The announcement, while expected by most economists in a Reuters poll last week, led to complaints by some investors that the BoE had failed in its messaging to markets.
Bailey reiterated his view that rates would need to rise and he dismissed a suggestion that the bank had lost its nerve. “Let me assure you, we will not bottle it,” he told BBC radio in an interview.
The BoE said in Thursday’s policy statement that it expected it would have to raise Bank Rate from its all-time low of 0.1 per cent “over coming months” if the economy performed as predicted.
Pill stressed the differences within the MPC about the need to act were narrow.
Speaking to BoE regional staff in an online briefing with Deputy Governor Dave Ramsden, who cast one of the two votes for a hike, Pill said he did not want to distance himself from Ramsden’s views.
Pill said underlying wage growth in Britain was starting to exceed its pre-pandemic levels, in contrast to the United States and the euro zone, but “at the margins” he was slightly more concerned about a recent loss of momentum in Britain’s economy.
Ramsden said he had acted now to counter a recent rise in inflation expectations in Britain.
“That move in the UK above, and materially above, what was a relatively stable historical average, has been something I’ve been concerned about,” Ramsden said.
Speaking separately on Friday, fellow MPC member Silvana Tenreyro said the BoE should take a cautious approach to raising rates as the economy remained below its pre-crisis size and the health of the labour market was hard to interpret.
Tenreyro said she, like other policymakers who voted to keep rates on hold, wanted a clearer sense from data of the impact of the end of Britain’s furlough programme, which stopped on Sept. 30 when around 1 million workers were still on it.

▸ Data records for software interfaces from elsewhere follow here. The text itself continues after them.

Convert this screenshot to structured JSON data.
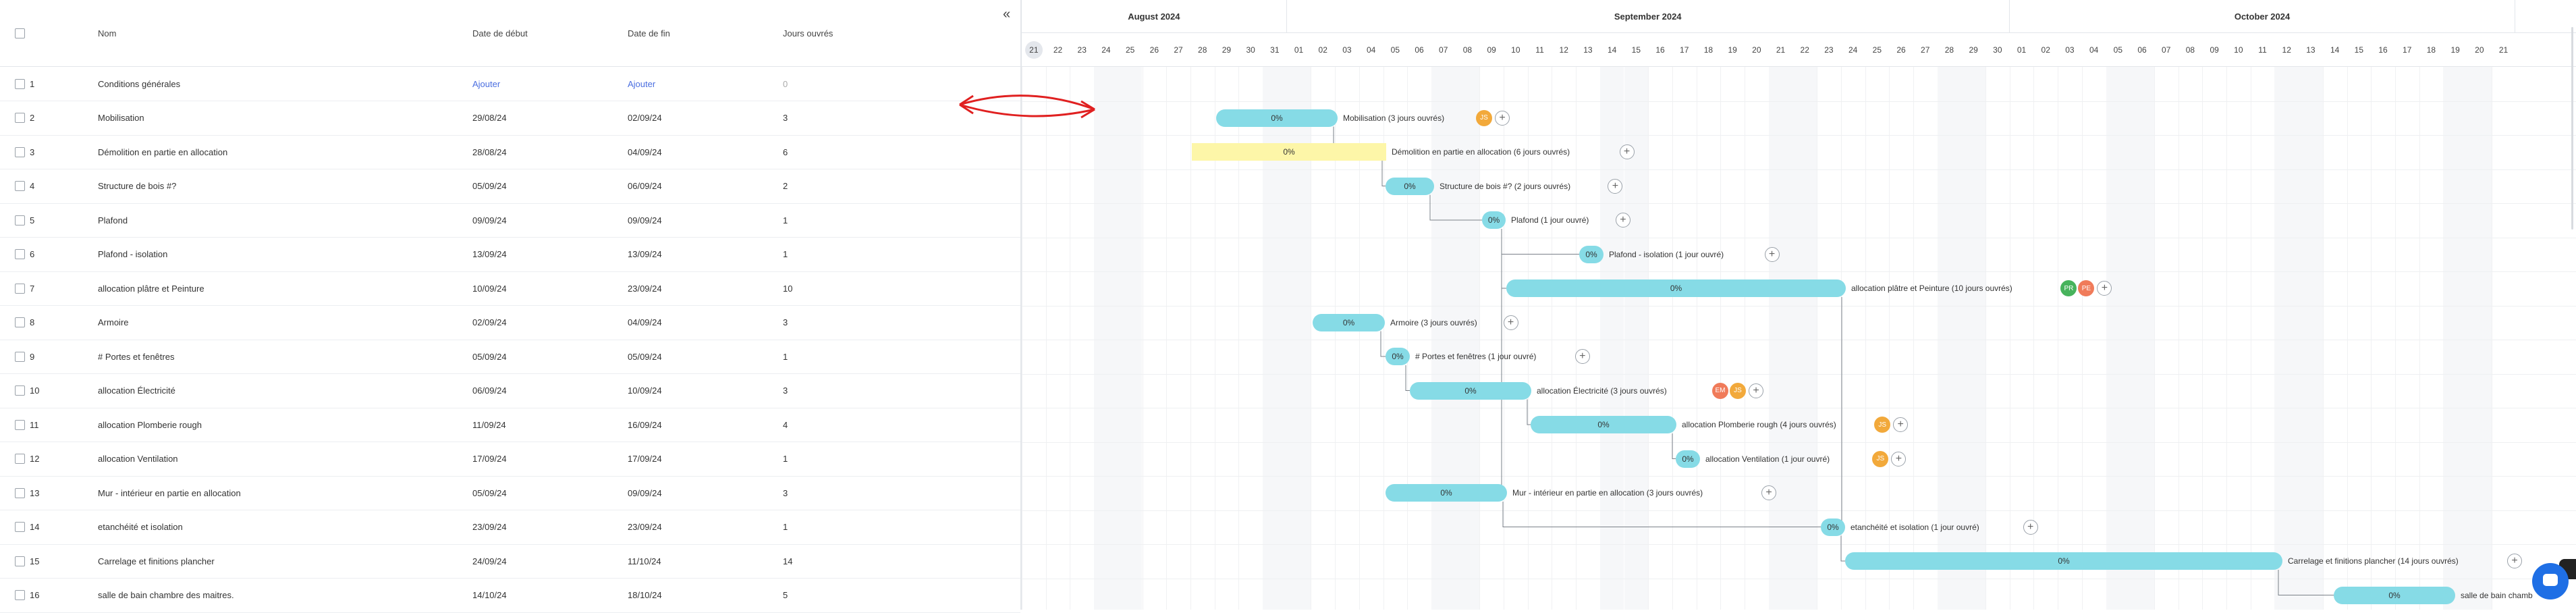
{
  "headers": {
    "num": "",
    "name": "Nom",
    "start": "Date de début",
    "end": "Date de fin",
    "days": "Jours ouvrés"
  },
  "collapse_icon": "«",
  "rows": [
    {
      "num": "1",
      "name": "Conditions générales",
      "start": "Ajouter",
      "end": "Ajouter",
      "days": "0"
    },
    {
      "num": "2",
      "name": "Mobilisation",
      "start": "29/08/24",
      "end": "02/09/24",
      "days": "3"
    },
    {
      "num": "3",
      "name": "Démolition en partie en allocation",
      "start": "28/08/24",
      "end": "04/09/24",
      "days": "6"
    },
    {
      "num": "4",
      "name": "Structure de bois #?",
      "start": "05/09/24",
      "end": "06/09/24",
      "days": "2"
    },
    {
      "num": "5",
      "name": "Plafond",
      "start": "09/09/24",
      "end": "09/09/24",
      "days": "1"
    },
    {
      "num": "6",
      "name": "Plafond - isolation",
      "start": "13/09/24",
      "end": "13/09/24",
      "days": "1"
    },
    {
      "num": "7",
      "name": "allocation plâtre et Peinture",
      "start": "10/09/24",
      "end": "23/09/24",
      "days": "10"
    },
    {
      "num": "8",
      "name": "Armoire",
      "start": "02/09/24",
      "end": "04/09/24",
      "days": "3"
    },
    {
      "num": "9",
      "name": "# Portes et fenêtres",
      "start": "05/09/24",
      "end": "05/09/24",
      "days": "1"
    },
    {
      "num": "10",
      "name": "allocation  Électricité",
      "start": "06/09/24",
      "end": "10/09/24",
      "days": "3"
    },
    {
      "num": "11",
      "name": "allocation Plomberie rough",
      "start": "11/09/24",
      "end": "16/09/24",
      "days": "4"
    },
    {
      "num": "12",
      "name": "allocation Ventilation",
      "start": "17/09/24",
      "end": "17/09/24",
      "days": "1"
    },
    {
      "num": "13",
      "name": "Mur - intérieur en partie en allocation",
      "start": "05/09/24",
      "end": "09/09/24",
      "days": "3"
    },
    {
      "num": "14",
      "name": "etanchéité et isolation",
      "start": "23/09/24",
      "end": "23/09/24",
      "days": "1"
    },
    {
      "num": "15",
      "name": "Carrelage et finitions plancher",
      "start": "24/09/24",
      "end": "11/10/24",
      "days": "14"
    },
    {
      "num": "16",
      "name": "salle de bain chambre des maitres.",
      "start": "14/10/24",
      "end": "18/10/24",
      "days": "5"
    }
  ],
  "months": [
    {
      "label": "August 2024"
    },
    {
      "label": "September 2024"
    },
    {
      "label": "October 2024"
    }
  ],
  "days": [
    "21",
    "22",
    "23",
    "24",
    "25",
    "26",
    "27",
    "28",
    "29",
    "30",
    "31",
    "01",
    "02",
    "03",
    "04",
    "05",
    "06",
    "07",
    "08",
    "09",
    "10",
    "11",
    "12",
    "13",
    "14",
    "15",
    "16",
    "17",
    "18",
    "19",
    "20",
    "21",
    "22",
    "23",
    "24",
    "25",
    "26",
    "27",
    "28",
    "29",
    "30",
    "01",
    "02",
    "03",
    "04",
    "05",
    "06",
    "07",
    "08",
    "09",
    "10",
    "11",
    "12",
    "13",
    "14",
    "15",
    "16",
    "17",
    "18",
    "19",
    "20",
    "21"
  ],
  "bars": [
    {
      "row": 1,
      "pct": "0%",
      "label": "Mobilisation  (3 jours ouvrés)",
      "avatars": [
        {
          "t": "JS",
          "c": "#f2a93b"
        }
      ]
    },
    {
      "row": 2,
      "pct": "0%",
      "label": "Démolition en partie en allocation  (6 jours ouvrés)",
      "avatars": []
    },
    {
      "row": 3,
      "pct": "0%",
      "label": "Structure de bois #?  (2 jours ouvrés)",
      "avatars": []
    },
    {
      "row": 4,
      "pct": "0%",
      "label": "Plafond  (1 jour ouvré)",
      "avatars": []
    },
    {
      "row": 5,
      "pct": "0%",
      "label": "Plafond - isolation  (1 jour ouvré)",
      "avatars": []
    },
    {
      "row": 6,
      "pct": "0%",
      "label": "allocation plâtre et Peinture  (10 jours ouvrés)",
      "avatars": [
        {
          "t": "PR",
          "c": "#47b35c"
        },
        {
          "t": "PE",
          "c": "#f07b5a"
        }
      ]
    },
    {
      "row": 7,
      "pct": "0%",
      "label": "Armoire  (3 jours ouvrés)",
      "avatars": []
    },
    {
      "row": 8,
      "pct": "0%",
      "label": "# Portes et fenêtres  (1 jour ouvré)",
      "avatars": []
    },
    {
      "row": 9,
      "pct": "0%",
      "label": "allocation Électricité  (3 jours ouvrés)",
      "avatars": [
        {
          "t": "EM",
          "c": "#f07b5a"
        },
        {
          "t": "JS",
          "c": "#f2a93b"
        }
      ]
    },
    {
      "row": 10,
      "pct": "0%",
      "label": "allocation Plomberie rough  (4 jours ouvrés)",
      "avatars": [
        {
          "t": "JS",
          "c": "#f2a93b"
        }
      ]
    },
    {
      "row": 11,
      "pct": "0%",
      "label": "allocation Ventilation  (1 jour ouvré)",
      "avatars": [
        {
          "t": "JS",
          "c": "#f2a93b"
        }
      ]
    },
    {
      "row": 12,
      "pct": "0%",
      "label": "Mur - intérieur en partie en allocation  (3 jours ouvrés)",
      "avatars": []
    },
    {
      "row": 13,
      "pct": "0%",
      "label": "etanchéité et isolation  (1 jour ouvré)",
      "avatars": []
    },
    {
      "row": 14,
      "pct": "0%",
      "label": "Carrelage et finitions plancher  (14 jours ouvrés)",
      "avatars": []
    },
    {
      "row": 15,
      "pct": "0%",
      "label": "salle de bain chamb",
      "avatars": []
    }
  ],
  "colors": {
    "bar": "#86dbe6",
    "bar_highlight": "#fdf6a8",
    "arrow": "#e02020",
    "link": "#4a6ee0"
  }
}
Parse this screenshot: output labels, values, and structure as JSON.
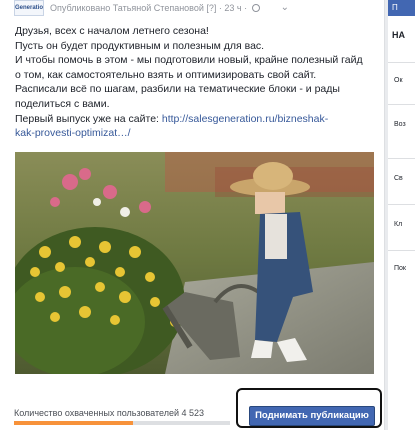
{
  "post": {
    "logo_text": "Generation",
    "meta_text": "Опубликовано Татьяной Степановой [?] · 23 ч ·",
    "text_lines": [
      "Друзья, всех с началом летнего сезона!",
      "Пусть он будет продуктивным и полезным для вас.",
      "И чтобы помочь в этом - мы подготовили новый, крайне полезный гайд",
      "о том, как самостоятельно взять и оптимизировать свой сайт.",
      "Расписали всё по шагам, разбили на тематические блоки - и рады",
      "поделиться с вами.",
      "Первый выпуск уже на сайте: "
    ],
    "link_line1": "http://salesgeneration.ru/bizneshak-",
    "link_line2": "kak-provesti-optimizat…/",
    "reach_text": "Количество охваченных пользователей 4 523",
    "reach_fraction": 0.55,
    "boost_label": "Поднимать публикацию"
  },
  "sidebar": {
    "top_label": "П",
    "title": "НА",
    "items": [
      "Ок",
      "Воз",
      "Св",
      "Кл",
      "Пок"
    ]
  },
  "colors": {
    "brand": "#4267b2",
    "link": "#365899",
    "reach": "#f7923a"
  }
}
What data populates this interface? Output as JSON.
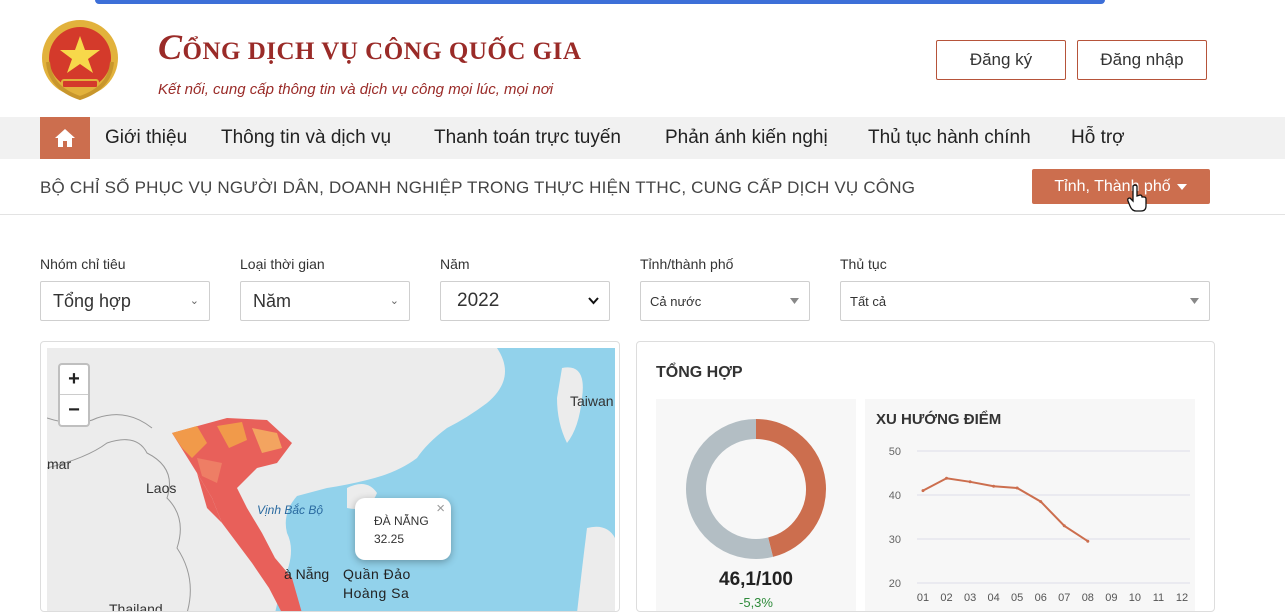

Although inflation expectations had risen, Tenreyro said this was in line with the events of 2008 and 2011 when energy prices had spiked but had not led to persistent inflation.